__WHAT IS REQUIRED__
Everything in the entries is to be written out exactly, except for the pictures.

******************************

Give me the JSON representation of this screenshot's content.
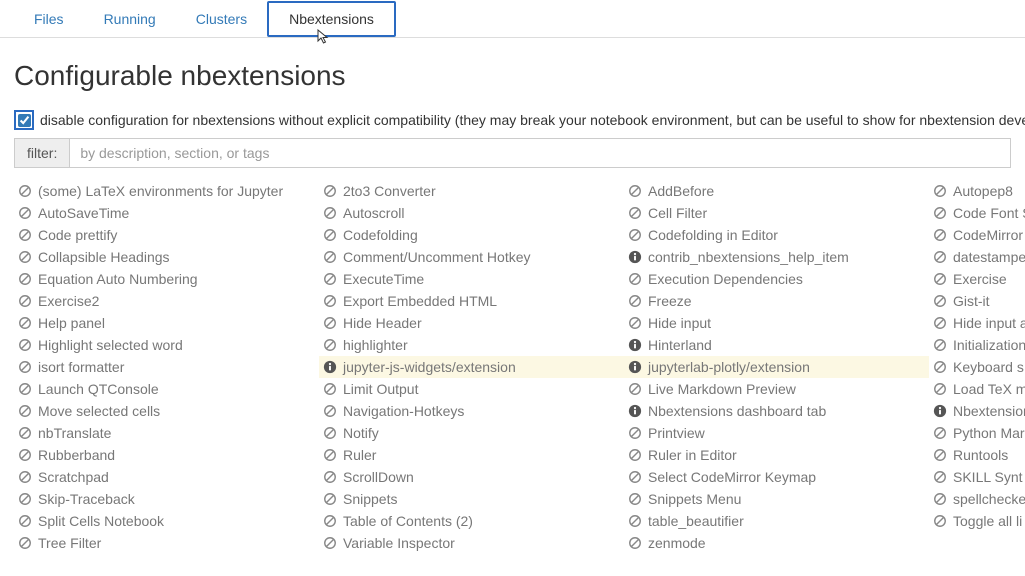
{
  "tabs": {
    "files": "Files",
    "running": "Running",
    "clusters": "Clusters",
    "nbextensions": "Nbextensions"
  },
  "page_title": "Configurable nbextensions",
  "disable_checkbox_label": "disable configuration for nbextensions without explicit compatibility (they may break your notebook environment, but can be useful to show for nbextension develo",
  "filter": {
    "label": "filter:",
    "placeholder": "by description, section, or tags"
  },
  "extensions": [
    {
      "name": "(some) LaTeX environments for Jupyter",
      "icon": "disabled"
    },
    {
      "name": "2to3 Converter",
      "icon": "disabled"
    },
    {
      "name": "AddBefore",
      "icon": "disabled"
    },
    {
      "name": "Autopep8",
      "icon": "disabled"
    },
    {
      "name": "AutoSaveTime",
      "icon": "disabled"
    },
    {
      "name": "Autoscroll",
      "icon": "disabled"
    },
    {
      "name": "Cell Filter",
      "icon": "disabled"
    },
    {
      "name": "Code Font S",
      "icon": "disabled"
    },
    {
      "name": "Code prettify",
      "icon": "disabled"
    },
    {
      "name": "Codefolding",
      "icon": "disabled"
    },
    {
      "name": "Codefolding in Editor",
      "icon": "disabled"
    },
    {
      "name": "CodeMirror",
      "icon": "disabled"
    },
    {
      "name": "Collapsible Headings",
      "icon": "disabled"
    },
    {
      "name": "Comment/Uncomment Hotkey",
      "icon": "disabled"
    },
    {
      "name": "contrib_nbextensions_help_item",
      "icon": "info"
    },
    {
      "name": "datestampe",
      "icon": "disabled"
    },
    {
      "name": "Equation Auto Numbering",
      "icon": "disabled"
    },
    {
      "name": "ExecuteTime",
      "icon": "disabled"
    },
    {
      "name": "Execution Dependencies",
      "icon": "disabled"
    },
    {
      "name": "Exercise",
      "icon": "disabled"
    },
    {
      "name": "Exercise2",
      "icon": "disabled"
    },
    {
      "name": "Export Embedded HTML",
      "icon": "disabled"
    },
    {
      "name": "Freeze",
      "icon": "disabled"
    },
    {
      "name": "Gist-it",
      "icon": "disabled"
    },
    {
      "name": "Help panel",
      "icon": "disabled"
    },
    {
      "name": "Hide Header",
      "icon": "disabled"
    },
    {
      "name": "Hide input",
      "icon": "disabled"
    },
    {
      "name": "Hide input a",
      "icon": "disabled"
    },
    {
      "name": "Highlight selected word",
      "icon": "disabled"
    },
    {
      "name": "highlighter",
      "icon": "disabled"
    },
    {
      "name": "Hinterland",
      "icon": "info"
    },
    {
      "name": "Initialization",
      "icon": "disabled"
    },
    {
      "name": "isort formatter",
      "icon": "disabled"
    },
    {
      "name": "jupyter-js-widgets/extension",
      "icon": "info",
      "hl": true
    },
    {
      "name": "jupyterlab-plotly/extension",
      "icon": "info",
      "hl": true
    },
    {
      "name": "Keyboard s",
      "icon": "disabled"
    },
    {
      "name": "Launch QTConsole",
      "icon": "disabled"
    },
    {
      "name": "Limit Output",
      "icon": "disabled"
    },
    {
      "name": "Live Markdown Preview",
      "icon": "disabled"
    },
    {
      "name": "Load TeX m",
      "icon": "disabled"
    },
    {
      "name": "Move selected cells",
      "icon": "disabled"
    },
    {
      "name": "Navigation-Hotkeys",
      "icon": "disabled"
    },
    {
      "name": "Nbextensions dashboard tab",
      "icon": "info"
    },
    {
      "name": "Nbextension",
      "icon": "info"
    },
    {
      "name": "nbTranslate",
      "icon": "disabled"
    },
    {
      "name": "Notify",
      "icon": "disabled"
    },
    {
      "name": "Printview",
      "icon": "disabled"
    },
    {
      "name": "Python Mar",
      "icon": "disabled"
    },
    {
      "name": "Rubberband",
      "icon": "disabled"
    },
    {
      "name": "Ruler",
      "icon": "disabled"
    },
    {
      "name": "Ruler in Editor",
      "icon": "disabled"
    },
    {
      "name": "Runtools",
      "icon": "disabled"
    },
    {
      "name": "Scratchpad",
      "icon": "disabled"
    },
    {
      "name": "ScrollDown",
      "icon": "disabled"
    },
    {
      "name": "Select CodeMirror Keymap",
      "icon": "disabled"
    },
    {
      "name": "SKILL Synt",
      "icon": "disabled"
    },
    {
      "name": "Skip-Traceback",
      "icon": "disabled"
    },
    {
      "name": "Snippets",
      "icon": "disabled"
    },
    {
      "name": "Snippets Menu",
      "icon": "disabled"
    },
    {
      "name": "spellchecke",
      "icon": "disabled"
    },
    {
      "name": "Split Cells Notebook",
      "icon": "disabled"
    },
    {
      "name": "Table of Contents (2)",
      "icon": "disabled"
    },
    {
      "name": "table_beautifier",
      "icon": "disabled"
    },
    {
      "name": "Toggle all li",
      "icon": "disabled"
    },
    {
      "name": "Tree Filter",
      "icon": "disabled"
    },
    {
      "name": "Variable Inspector",
      "icon": "disabled"
    },
    {
      "name": "zenmode",
      "icon": "disabled"
    }
  ]
}
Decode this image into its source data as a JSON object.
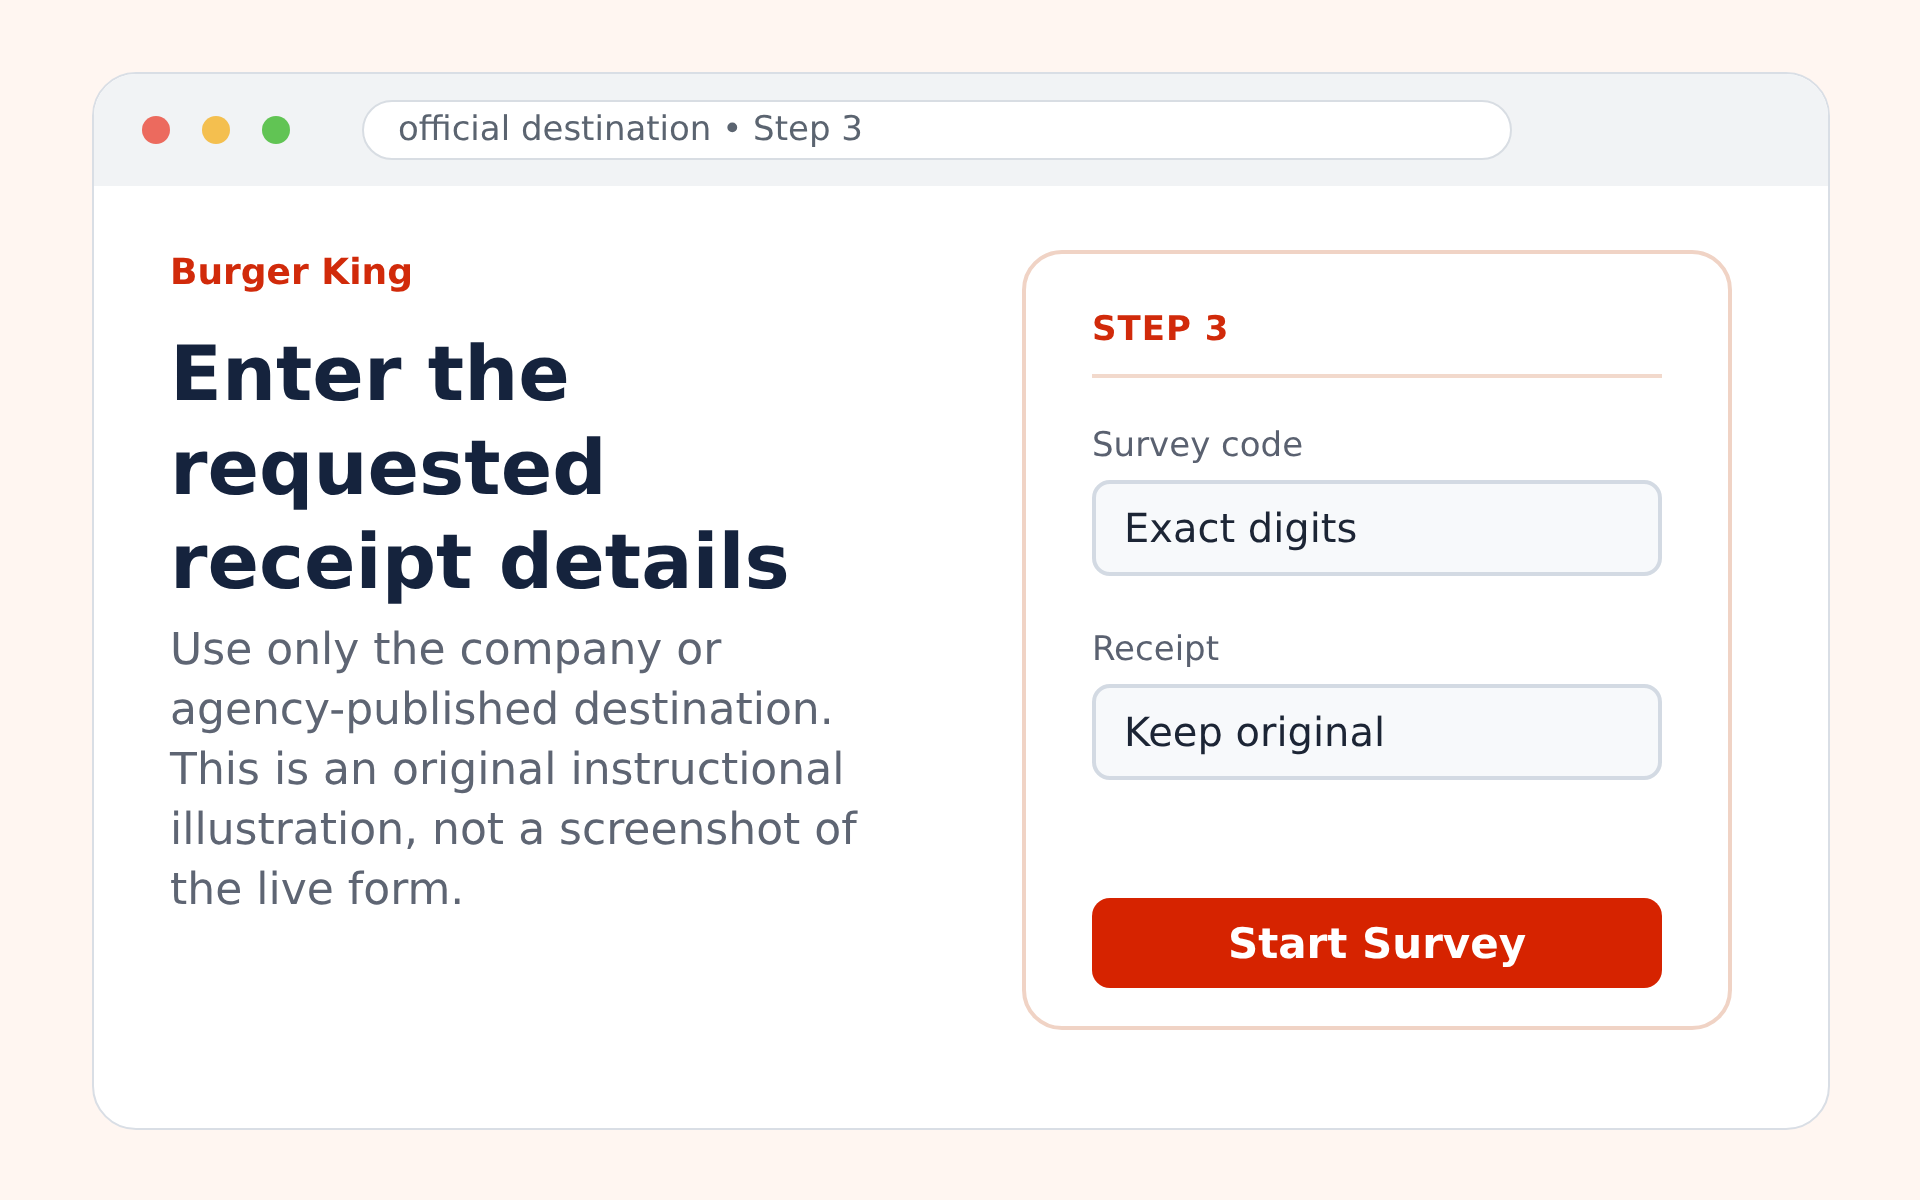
{
  "window": {
    "controls": [
      {
        "color": "#ec6a5e"
      },
      {
        "color": "#f4bf4f"
      },
      {
        "color": "#61c454"
      }
    ],
    "address": "official destination • Step 3"
  },
  "intro": {
    "brand": "Burger King",
    "heading": "Enter the requested receipt details",
    "description": "Use only the company or agency-published destination. This is an original instructional illustration, not a screenshot of the live form."
  },
  "card": {
    "step": "STEP 3",
    "fields": [
      {
        "label": "Survey code",
        "value": "Exact digits"
      },
      {
        "label": "Receipt",
        "value": "Keep original"
      }
    ],
    "button": "Start Survey"
  }
}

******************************

__REPLY__
Give me the JSON representation of this screenshot's content.
{
  "tabs": {
    "files": "Files",
    "running": "Running",
    "clusters": "Clusters",
    "nbextensions": "Nbextensions"
  },
  "page_title": "Configurable nbextensions",
  "disable_checkbox_label": "disable configuration for nbextensions without explicit compatibility (they may break your notebook environment, but can be useful to show for nbextension develo",
  "filter": {
    "label": "filter:",
    "placeholder": "by description, section, or tags"
  },
  "extensions": [
    {
      "name": "(some) LaTeX environments for Jupyter",
      "icon": "disabled"
    },
    {
      "name": "2to3 Converter",
      "icon": "disabled"
    },
    {
      "name": "AddBefore",
      "icon": "disabled"
    },
    {
      "name": "Autopep8",
      "icon": "disabled"
    },
    {
      "name": "AutoSaveTime",
      "icon": "disabled"
    },
    {
      "name": "Autoscroll",
      "icon": "disabled"
    },
    {
      "name": "Cell Filter",
      "icon": "disabled"
    },
    {
      "name": "Code Font S",
      "icon": "disabled"
    },
    {
      "name": "Code prettify",
      "icon": "disabled"
    },
    {
      "name": "Codefolding",
      "icon": "disabled"
    },
    {
      "name": "Codefolding in Editor",
      "icon": "disabled"
    },
    {
      "name": "CodeMirror",
      "icon": "disabled"
    },
    {
      "name": "Collapsible Headings",
      "icon": "disabled"
    },
    {
      "name": "Comment/Uncomment Hotkey",
      "icon": "disabled"
    },
    {
      "name": "contrib_nbextensions_help_item",
      "icon": "info"
    },
    {
      "name": "datestampe",
      "icon": "disabled"
    },
    {
      "name": "Equation Auto Numbering",
      "icon": "disabled"
    },
    {
      "name": "ExecuteTime",
      "icon": "disabled"
    },
    {
      "name": "Execution Dependencies",
      "icon": "disabled"
    },
    {
      "name": "Exercise",
      "icon": "disabled"
    },
    {
      "name": "Exercise2",
      "icon": "disabled"
    },
    {
      "name": "Export Embedded HTML",
      "icon": "disabled"
    },
    {
      "name": "Freeze",
      "icon": "disabled"
    },
    {
      "name": "Gist-it",
      "icon": "disabled"
    },
    {
      "name": "Help panel",
      "icon": "disabled"
    },
    {
      "name": "Hide Header",
      "icon": "disabled"
    },
    {
      "name": "Hide input",
      "icon": "disabled"
    },
    {
      "name": "Hide input a",
      "icon": "disabled"
    },
    {
      "name": "Highlight selected word",
      "icon": "disabled"
    },
    {
      "name": "highlighter",
      "icon": "disabled"
    },
    {
      "name": "Hinterland",
      "icon": "info"
    },
    {
      "name": "Initialization",
      "icon": "disabled"
    },
    {
      "name": "isort formatter",
      "icon": "disabled"
    },
    {
      "name": "jupyter-js-widgets/extension",
      "icon": "info",
      "hl": true
    },
    {
      "name": "jupyterlab-plotly/extension",
      "icon": "info",
      "hl": true
    },
    {
      "name": "Keyboard s",
      "icon": "disabled"
    },
    {
      "name": "Launch QTConsole",
      "icon": "disabled"
    },
    {
      "name": "Limit Output",
      "icon": "disabled"
    },
    {
      "name": "Live Markdown Preview",
      "icon": "disabled"
    },
    {
      "name": "Load TeX m",
      "icon": "disabled"
    },
    {
      "name": "Move selected cells",
      "icon": "disabled"
    },
    {
      "name": "Navigation-Hotkeys",
      "icon": "disabled"
    },
    {
      "name": "Nbextensions dashboard tab",
      "icon": "info"
    },
    {
      "name": "Nbextension",
      "icon": "info"
    },
    {
      "name": "nbTranslate",
      "icon": "disabled"
    },
    {
      "name": "Notify",
      "icon": "disabled"
    },
    {
      "name": "Printview",
      "icon": "disabled"
    },
    {
      "name": "Python Mar",
      "icon": "disabled"
    },
    {
      "name": "Rubberband",
      "icon": "disabled"
    },
    {
      "name": "Ruler",
      "icon": "disabled"
    },
    {
      "name": "Ruler in Editor",
      "icon": "disabled"
    },
    {
      "name": "Runtools",
      "icon": "disabled"
    },
    {
      "name": "Scratchpad",
      "icon": "disabled"
    },
    {
      "name": "ScrollDown",
      "icon": "disabled"
    },
    {
      "name": "Select CodeMirror Keymap",
      "icon": "disabled"
    },
    {
      "name": "SKILL Synt",
      "icon": "disabled"
    },
    {
      "name": "Skip-Traceback",
      "icon": "disabled"
    },
    {
      "name": "Snippets",
      "icon": "disabled"
    },
    {
      "name": "Snippets Menu",
      "icon": "disabled"
    },
    {
      "name": "spellchecke",
      "icon": "disabled"
    },
    {
      "name": "Split Cells Notebook",
      "icon": "disabled"
    },
    {
      "name": "Table of Contents (2)",
      "icon": "disabled"
    },
    {
      "name": "table_beautifier",
      "icon": "disabled"
    },
    {
      "name": "Toggle all li",
      "icon": "disabled"
    },
    {
      "name": "Tree Filter",
      "icon": "disabled"
    },
    {
      "name": "Variable Inspector",
      "icon": "disabled"
    },
    {
      "name": "zenmode",
      "icon": "disabled"
    }
  ]
}
Decode this image into its source data as a JSON object.
{
  "window": {
    "controls": [
      {
        "color": "#ec6a5e"
      },
      {
        "color": "#f4bf4f"
      },
      {
        "color": "#61c454"
      }
    ],
    "address": "official destination • Step 3"
  },
  "intro": {
    "brand": "Burger King",
    "heading": "Enter the requested receipt details",
    "description": "Use only the company or agency-published destination. This is an original instructional illustration, not a screenshot of the live form."
  },
  "card": {
    "step": "STEP 3",
    "fields": [
      {
        "label": "Survey code",
        "value": "Exact digits"
      },
      {
        "label": "Receipt",
        "value": "Keep original"
      }
    ],
    "button": "Start Survey"
  }
}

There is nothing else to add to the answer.